## Work order
Print the listing below word for word, but drop any pictures it contains.
-.-.-
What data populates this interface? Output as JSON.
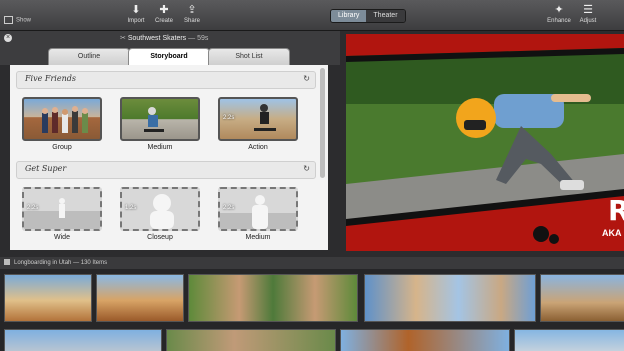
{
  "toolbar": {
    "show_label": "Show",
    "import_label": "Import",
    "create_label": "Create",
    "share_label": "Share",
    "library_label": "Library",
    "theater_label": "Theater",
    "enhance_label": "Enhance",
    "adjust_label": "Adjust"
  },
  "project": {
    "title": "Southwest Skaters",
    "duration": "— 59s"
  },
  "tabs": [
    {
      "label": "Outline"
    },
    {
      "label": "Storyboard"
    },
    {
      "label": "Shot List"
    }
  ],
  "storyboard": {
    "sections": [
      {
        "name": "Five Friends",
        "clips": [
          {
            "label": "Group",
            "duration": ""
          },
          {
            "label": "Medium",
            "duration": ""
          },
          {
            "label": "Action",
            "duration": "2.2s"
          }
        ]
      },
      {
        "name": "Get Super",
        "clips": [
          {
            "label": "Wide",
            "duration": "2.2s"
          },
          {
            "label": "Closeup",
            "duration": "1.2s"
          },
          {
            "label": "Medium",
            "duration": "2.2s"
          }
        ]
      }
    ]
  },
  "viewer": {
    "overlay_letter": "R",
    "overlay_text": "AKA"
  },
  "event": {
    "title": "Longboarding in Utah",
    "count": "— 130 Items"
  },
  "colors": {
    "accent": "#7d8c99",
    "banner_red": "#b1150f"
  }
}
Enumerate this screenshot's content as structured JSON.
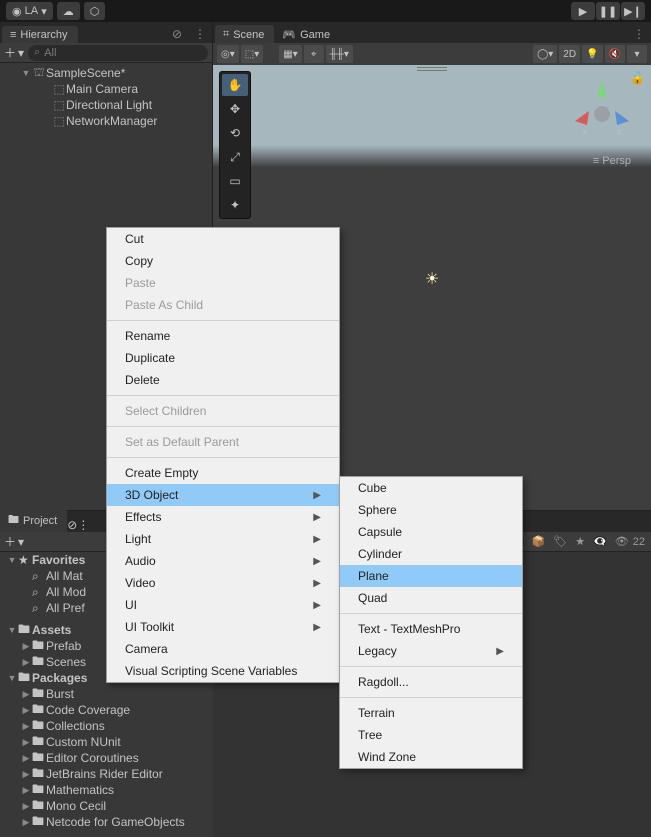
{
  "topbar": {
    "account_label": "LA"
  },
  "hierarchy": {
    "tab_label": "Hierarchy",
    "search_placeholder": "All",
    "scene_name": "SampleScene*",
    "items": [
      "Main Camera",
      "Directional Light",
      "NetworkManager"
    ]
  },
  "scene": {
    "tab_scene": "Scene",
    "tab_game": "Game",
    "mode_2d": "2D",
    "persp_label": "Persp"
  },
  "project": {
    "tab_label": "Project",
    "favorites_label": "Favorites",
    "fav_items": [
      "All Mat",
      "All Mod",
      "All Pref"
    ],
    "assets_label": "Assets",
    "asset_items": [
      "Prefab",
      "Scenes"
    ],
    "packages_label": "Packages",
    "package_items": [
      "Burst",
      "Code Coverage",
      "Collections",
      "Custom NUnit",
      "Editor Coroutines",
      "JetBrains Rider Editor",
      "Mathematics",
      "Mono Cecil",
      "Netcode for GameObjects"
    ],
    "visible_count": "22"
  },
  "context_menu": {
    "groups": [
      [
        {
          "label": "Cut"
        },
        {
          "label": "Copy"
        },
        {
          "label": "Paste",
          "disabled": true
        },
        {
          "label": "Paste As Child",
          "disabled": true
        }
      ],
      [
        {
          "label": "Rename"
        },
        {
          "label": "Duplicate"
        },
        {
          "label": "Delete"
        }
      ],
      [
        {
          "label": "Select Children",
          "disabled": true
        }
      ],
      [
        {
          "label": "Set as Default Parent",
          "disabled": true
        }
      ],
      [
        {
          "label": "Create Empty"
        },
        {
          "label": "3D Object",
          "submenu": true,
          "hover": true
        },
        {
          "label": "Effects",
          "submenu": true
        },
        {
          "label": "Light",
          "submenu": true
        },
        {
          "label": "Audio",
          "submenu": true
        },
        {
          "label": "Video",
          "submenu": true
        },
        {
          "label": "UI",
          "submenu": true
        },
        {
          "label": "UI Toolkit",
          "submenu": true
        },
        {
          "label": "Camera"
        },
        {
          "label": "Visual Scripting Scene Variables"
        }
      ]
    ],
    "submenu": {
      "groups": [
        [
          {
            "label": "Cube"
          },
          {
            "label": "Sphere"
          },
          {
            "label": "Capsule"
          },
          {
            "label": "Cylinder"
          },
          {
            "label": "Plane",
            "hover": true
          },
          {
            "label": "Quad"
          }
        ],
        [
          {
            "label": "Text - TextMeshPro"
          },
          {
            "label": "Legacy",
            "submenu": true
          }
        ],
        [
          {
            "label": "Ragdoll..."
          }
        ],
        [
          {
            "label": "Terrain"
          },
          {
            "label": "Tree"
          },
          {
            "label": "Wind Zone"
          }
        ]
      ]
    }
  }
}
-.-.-
## Response area
What data populates this interface? Output as JSON.
{
  "toolbar": {
    "show_label": "Show",
    "import_label": "Import",
    "create_label": "Create",
    "share_label": "Share",
    "library_label": "Library",
    "theater_label": "Theater",
    "enhance_label": "Enhance",
    "adjust_label": "Adjust"
  },
  "project": {
    "title": "Southwest Skaters",
    "duration": "— 59s"
  },
  "tabs": [
    {
      "label": "Outline"
    },
    {
      "label": "Storyboard"
    },
    {
      "label": "Shot List"
    }
  ],
  "storyboard": {
    "sections": [
      {
        "name": "Five Friends",
        "clips": [
          {
            "label": "Group",
            "duration": ""
          },
          {
            "label": "Medium",
            "duration": ""
          },
          {
            "label": "Action",
            "duration": "2.2s"
          }
        ]
      },
      {
        "name": "Get Super",
        "clips": [
          {
            "label": "Wide",
            "duration": "2.2s"
          },
          {
            "label": "Closeup",
            "duration": "1.2s"
          },
          {
            "label": "Medium",
            "duration": "2.2s"
          }
        ]
      }
    ]
  },
  "viewer": {
    "overlay_letter": "R",
    "overlay_text": "AKA"
  },
  "event": {
    "title": "Longboarding in Utah",
    "count": "— 130 Items"
  },
  "colors": {
    "accent": "#7d8c99",
    "banner_red": "#b1150f"
  }
}
Enumerate this screenshot's content as structured JSON.
{
  "topbar": {
    "account_label": "LA"
  },
  "hierarchy": {
    "tab_label": "Hierarchy",
    "search_placeholder": "All",
    "scene_name": "SampleScene*",
    "items": [
      "Main Camera",
      "Directional Light",
      "NetworkManager"
    ]
  },
  "scene": {
    "tab_scene": "Scene",
    "tab_game": "Game",
    "mode_2d": "2D",
    "persp_label": "Persp"
  },
  "project": {
    "tab_label": "Project",
    "favorites_label": "Favorites",
    "fav_items": [
      "All Mat",
      "All Mod",
      "All Pref"
    ],
    "assets_label": "Assets",
    "asset_items": [
      "Prefab",
      "Scenes"
    ],
    "packages_label": "Packages",
    "package_items": [
      "Burst",
      "Code Coverage",
      "Collections",
      "Custom NUnit",
      "Editor Coroutines",
      "JetBrains Rider Editor",
      "Mathematics",
      "Mono Cecil",
      "Netcode for GameObjects"
    ],
    "visible_count": "22"
  },
  "context_menu": {
    "groups": [
      [
        {
          "label": "Cut"
        },
        {
          "label": "Copy"
        },
        {
          "label": "Paste",
          "disabled": true
        },
        {
          "label": "Paste As Child",
          "disabled": true
        }
      ],
      [
        {
          "label": "Rename"
        },
        {
          "label": "Duplicate"
        },
        {
          "label": "Delete"
        }
      ],
      [
        {
          "label": "Select Children",
          "disabled": true
        }
      ],
      [
        {
          "label": "Set as Default Parent",
          "disabled": true
        }
      ],
      [
        {
          "label": "Create Empty"
        },
        {
          "label": "3D Object",
          "submenu": true,
          "hover": true
        },
        {
          "label": "Effects",
          "submenu": true
        },
        {
          "label": "Light",
          "submenu": true
        },
        {
          "label": "Audio",
          "submenu": true
        },
        {
          "label": "Video",
          "submenu": true
        },
        {
          "label": "UI",
          "submenu": true
        },
        {
          "label": "UI Toolkit",
          "submenu": true
        },
        {
          "label": "Camera"
        },
        {
          "label": "Visual Scripting Scene Variables"
        }
      ]
    ],
    "submenu": {
      "groups": [
        [
          {
            "label": "Cube"
          },
          {
            "label": "Sphere"
          },
          {
            "label": "Capsule"
          },
          {
            "label": "Cylinder"
          },
          {
            "label": "Plane",
            "hover": true
          },
          {
            "label": "Quad"
          }
        ],
        [
          {
            "label": "Text - TextMeshPro"
          },
          {
            "label": "Legacy",
            "submenu": true
          }
        ],
        [
          {
            "label": "Ragdoll..."
          }
        ],
        [
          {
            "label": "Terrain"
          },
          {
            "label": "Tree"
          },
          {
            "label": "Wind Zone"
          }
        ]
      ]
    }
  }
}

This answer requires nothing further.